Share profound memories. Adventures that you've experienced together. Be entertaining, heart-warming, loving, genuine, and funny. The humor can be built around some stories but don’t force it. A story about the bride's positive character and how great of a friend she's been goes much further than stating a phrase.
Pro Tip: Don't mention exes! You may have a treasure trove of memories about your best friend's dating life, but this is definitely not the place for it. Although there's probably no doubt that some of these tales are hysterical, they're just a big no go. No one wants to be reminded of their dating failures, particularly in front of their families, friends, and new life partner, and especially not the in-laws. So, as tempting as it is, save the ex-talk for the bachelorette party!
Keep the tone of your speech positive and it will reflect positively on you as well. You don't want to come across as a Negative Nancy or worse, like you're trying to roast the bride in front of everyone. Whenever you say a joke, be sure to pause for a few seconds afterward to let the guests laugh. When you tell a joke and then immediately start speaking right afterward, you won't give people a chance to laugh or even understand what you're about to say next. Keep in mind that starting the speech off on a funny note can help you capture the attention of the audience for a minute or two, but it's the meaningful content that will keep them enthralled until the end.
Photo courtesy of Devin Hendrick Photography
Share Their Love Story in Your Own Words
Share your version of how they met. What did she say? What was her first comment? What was her impression? How did YOU know she had met "The One"? Their first date? Who liked the other first? When you picture the couple's life together in a few years (or from this moment forward) what do you see? What's a warm memory of the newlyweds that always makes you smile? (Think: If their relationship was a Hollywood movie trailer, what key moments would be featured.)
Pro Tip: Share some insight into how much her partner has changed your best friend for the better and then pivot to what role they've played in her life. Maybe she's even funnier now thanks to the groom’s sense of humor, or perhaps his support has empowered her to take risks in new ways. Maybe you've simply never seen the bride so happy and aligned.
This is also a great way to incorporate the groom into the speech if you don't really know them as a couple that well; speak to the way that he complements the bride or has made her a better person.

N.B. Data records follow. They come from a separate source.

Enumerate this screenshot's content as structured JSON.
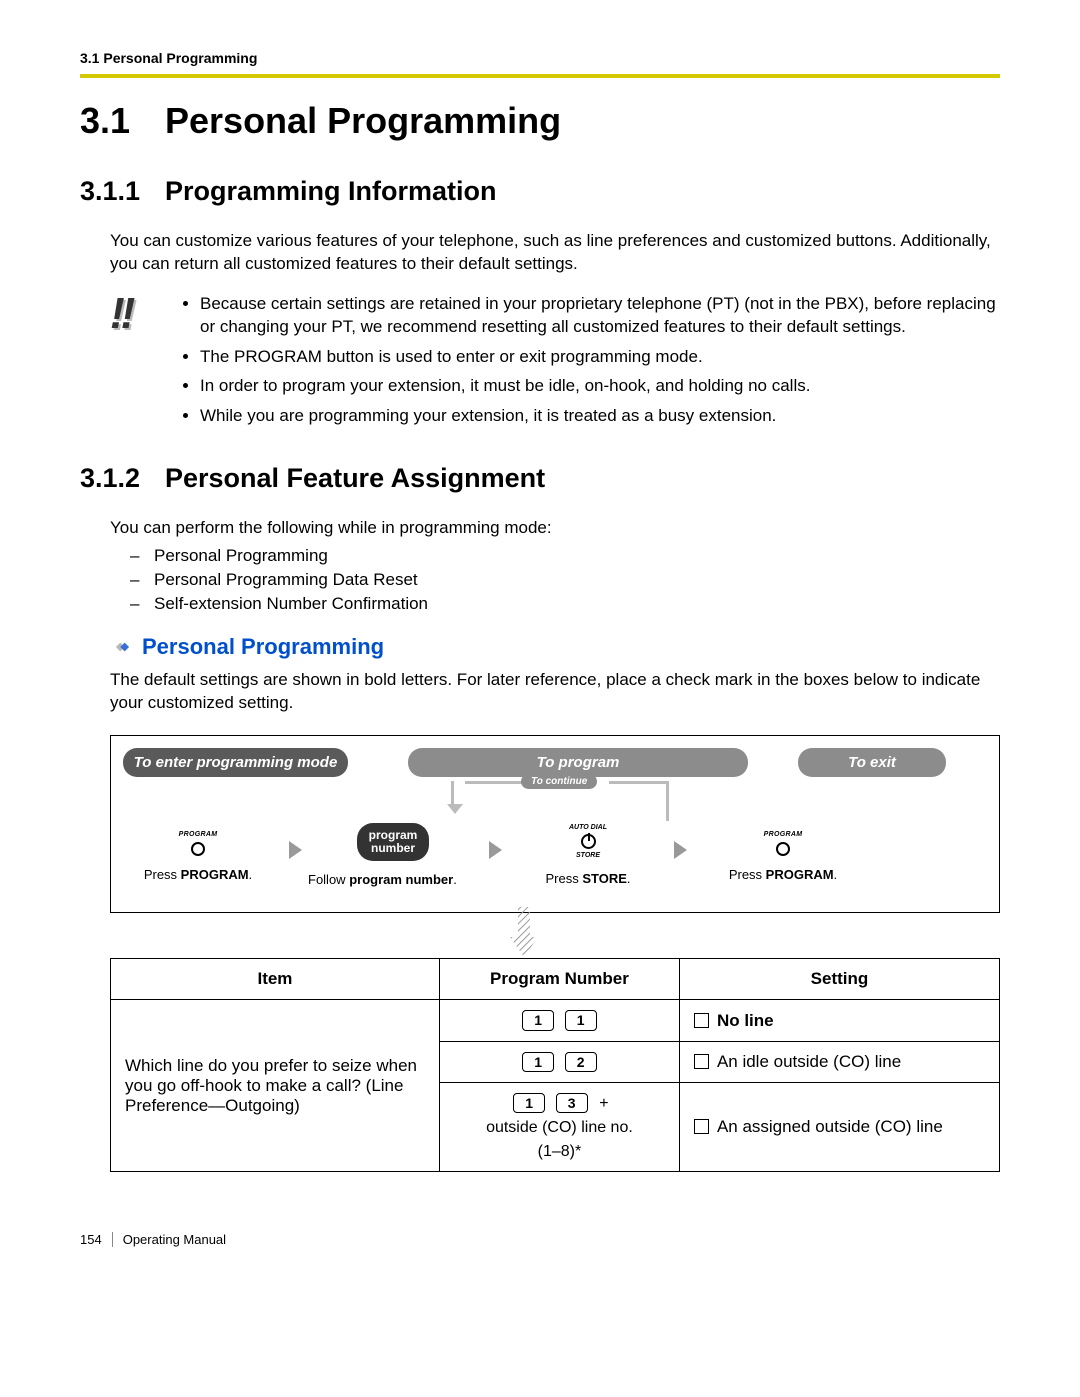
{
  "header": {
    "running": "3.1 Personal Programming"
  },
  "h1": {
    "num": "3.1",
    "title": "Personal Programming"
  },
  "s311": {
    "num": "3.1.1",
    "title": "Programming Information",
    "intro": "You can customize various features of your telephone, such as line preferences and customized buttons. Additionally, you can return all customized features to their default settings.",
    "bullets": [
      "Because certain settings are retained in your proprietary telephone (PT) (not in the PBX), before replacing or changing your PT, we recommend resetting all customized features to their default settings.",
      "The PROGRAM button is used to enter or exit programming mode.",
      "In order to program your extension, it must be idle, on-hook, and holding no calls.",
      "While you are programming your extension, it is treated as a busy extension."
    ]
  },
  "s312": {
    "num": "3.1.2",
    "title": "Personal Feature Assignment",
    "intro": "You can perform the following while in programming mode:",
    "dashes": [
      "Personal Programming",
      "Personal Programming Data Reset",
      "Self-extension Number Confirmation"
    ]
  },
  "subhead": {
    "title": "Personal Programming"
  },
  "default_text": "The default settings are shown in bold letters. For later reference, place a check mark in the boxes below to indicate your customized setting.",
  "flow": {
    "pill_enter": "To enter programming mode",
    "pill_program": "To program",
    "pill_exit": "To exit",
    "continue": "To continue",
    "step1_label": "PROGRAM",
    "step1_cap_a": "Press ",
    "step1_cap_b": "PROGRAM",
    "step1_cap_c": ".",
    "step2_btn_l1": "program",
    "step2_btn_l2": "number",
    "step2_cap_a": "Follow ",
    "step2_cap_b": "program number",
    "step2_cap_c": ".",
    "step3_top": "AUTO DIAL",
    "step3_bot": "STORE",
    "step3_cap_a": "Press ",
    "step3_cap_b": "STORE",
    "step3_cap_c": ".",
    "step4_label": "PROGRAM",
    "step4_cap_a": "Press ",
    "step4_cap_b": "PROGRAM",
    "step4_cap_c": "."
  },
  "table": {
    "h_item": "Item",
    "h_pn": "Program Number",
    "h_set": "Setting",
    "item_text": "Which line do you prefer to seize when you go off-hook to make a call? (Line Preference—Outgoing)",
    "r1k1": "1",
    "r1k2": "1",
    "r1set": "No line",
    "r2k1": "1",
    "r2k2": "2",
    "r2set": "An idle outside (CO) line",
    "r3k1": "1",
    "r3k2": "3",
    "r3plus": "+",
    "r3extra1": "outside (CO) line no.",
    "r3extra2": "(1–8)*",
    "r3set": "An assigned outside (CO) line"
  },
  "footer": {
    "page": "154",
    "manual": "Operating Manual"
  }
}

Stories that resonate with people are the ones that will stick with guests.
Compliment the Groom
Say some nice flattering things about the groom. Talk about why he’s a great match for your friend. Share some of the nice things he does for her and loves about her. What was your first impression when you met him? Why do you think he's the one for her? Is there something you want to say to the groom? Any light hearted tips on how to handle the bride from what you've learned from your own experiences with her?

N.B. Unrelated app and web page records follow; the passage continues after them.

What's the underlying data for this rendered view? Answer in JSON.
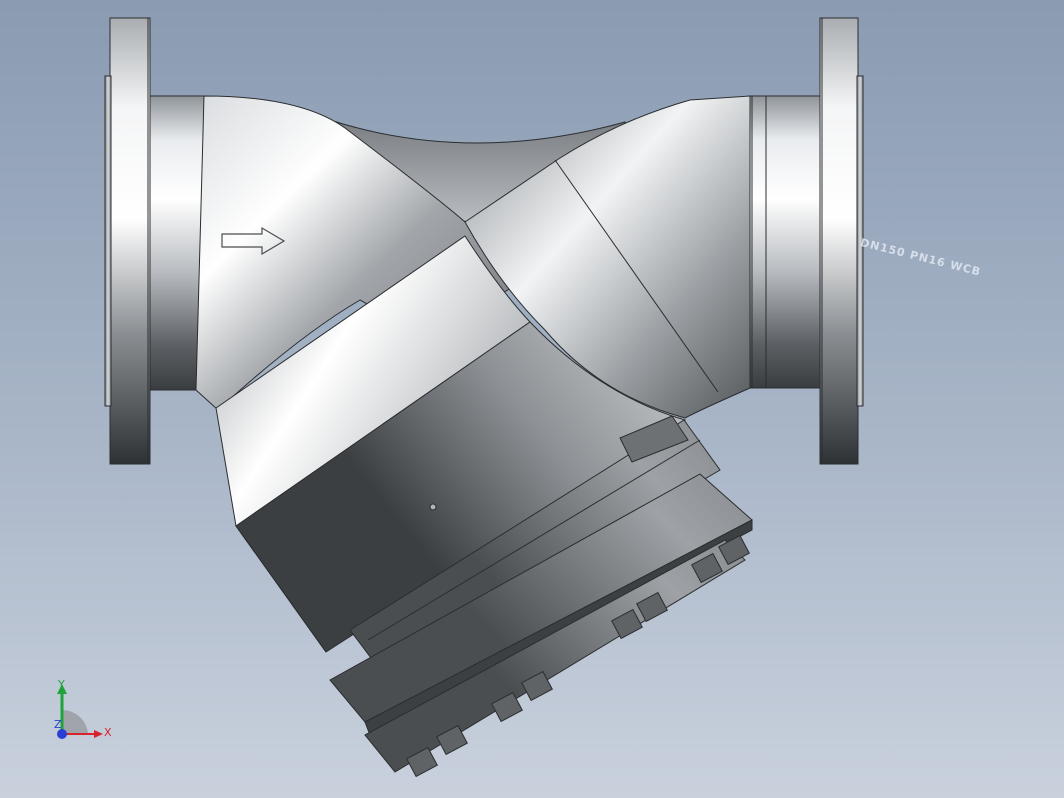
{
  "viewport": {
    "background_top": "#8a9bb2",
    "background_bottom": "#c9d1dd"
  },
  "model": {
    "name": "Y-type strainer (flanged)",
    "flow_direction_icon": "arrow-right-icon",
    "body_marking": "DN150 PN16 WCB"
  },
  "triad": {
    "x_label": "X",
    "y_label": "Y",
    "z_label": "Z",
    "x_color": "#d9232a",
    "y_color": "#1fa33a",
    "z_color": "#2a3fd6"
  }
}
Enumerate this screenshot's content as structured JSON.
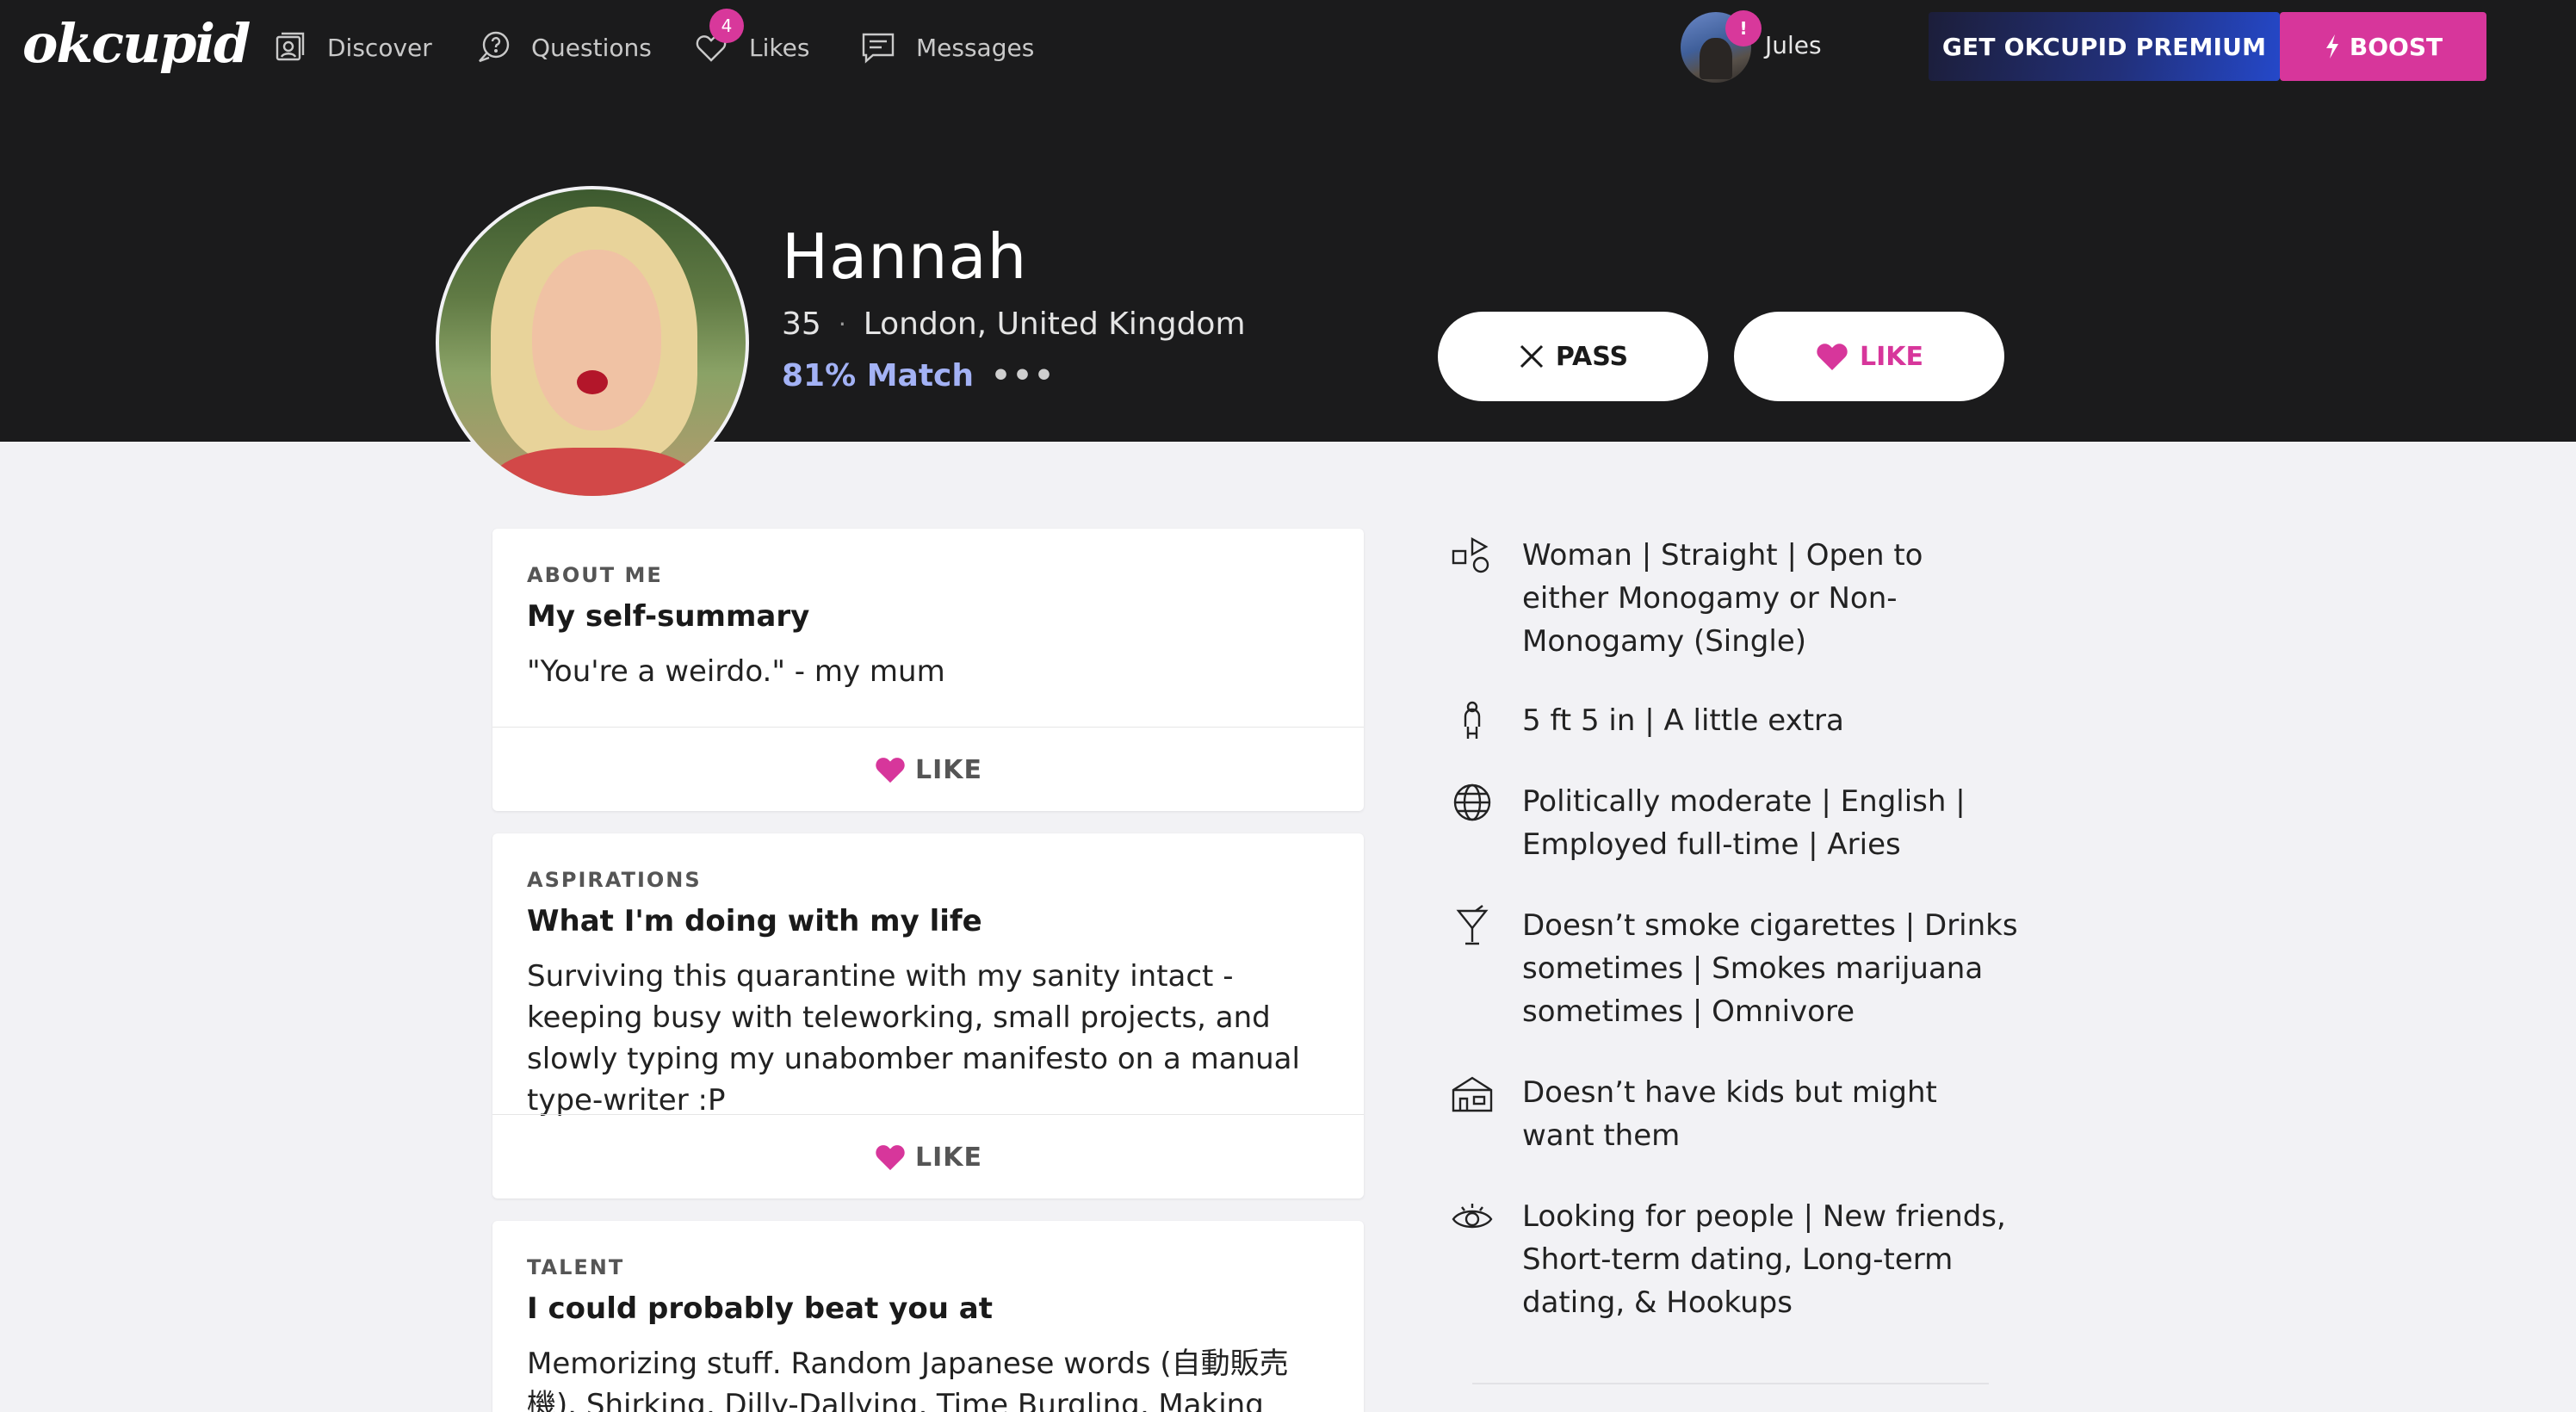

Celebrate Their Marriage
Why are they great together? How have their lives have changed for the better once they started dating? Why will it last forever? Talk about the bond that the couple shares together that you witness all the time.
Share Some Words of Advice

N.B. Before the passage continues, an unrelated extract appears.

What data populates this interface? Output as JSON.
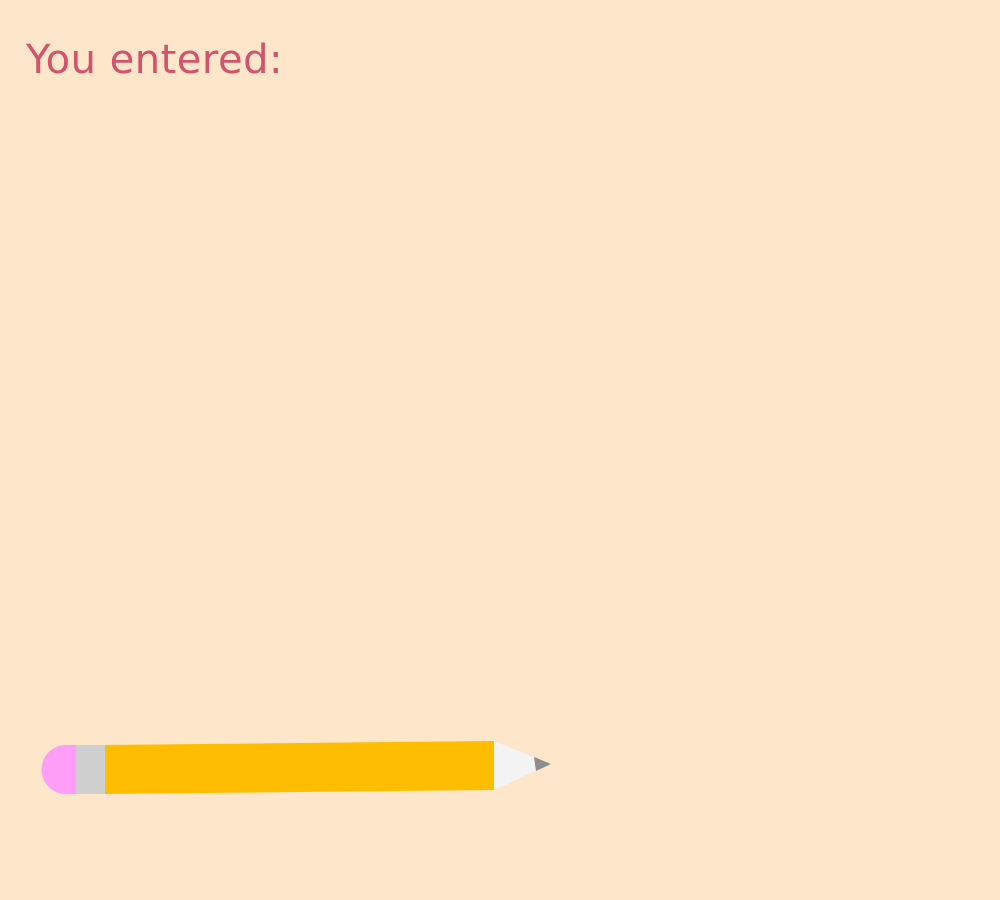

Wish them wonderful things for the future or offer some wisdom. It doesn't have to be written by you, you can read romantic poems or share memorable quotes.
Toast to the Newlyweds
Raise your glass and say: “Here’s to the happy couple” or one of the below options, and take a sip!
Please raise your glasses in honor of the Bride and Groom!
Join me in honoring the marriage of [Bride Name] and [Groom Name]!
With love and happiness, here's to you, [Bride Name] and [Groom Name]!
Cheers to the happy newlyweds!
Let us toast the happiness of the [Bride Name] with her new husband, [Groom Name]!
Pro Tip: Don’t forget to have a full glass ready to toast rather than waiting for the waiter to run over so you can finish the speech. Make sure that all of the separate components of your toast draw a positive conclusion, ending in how happy the couple is together and your best wishes for their marriage.
Hero photo courtesy of ShelbyRae Photographs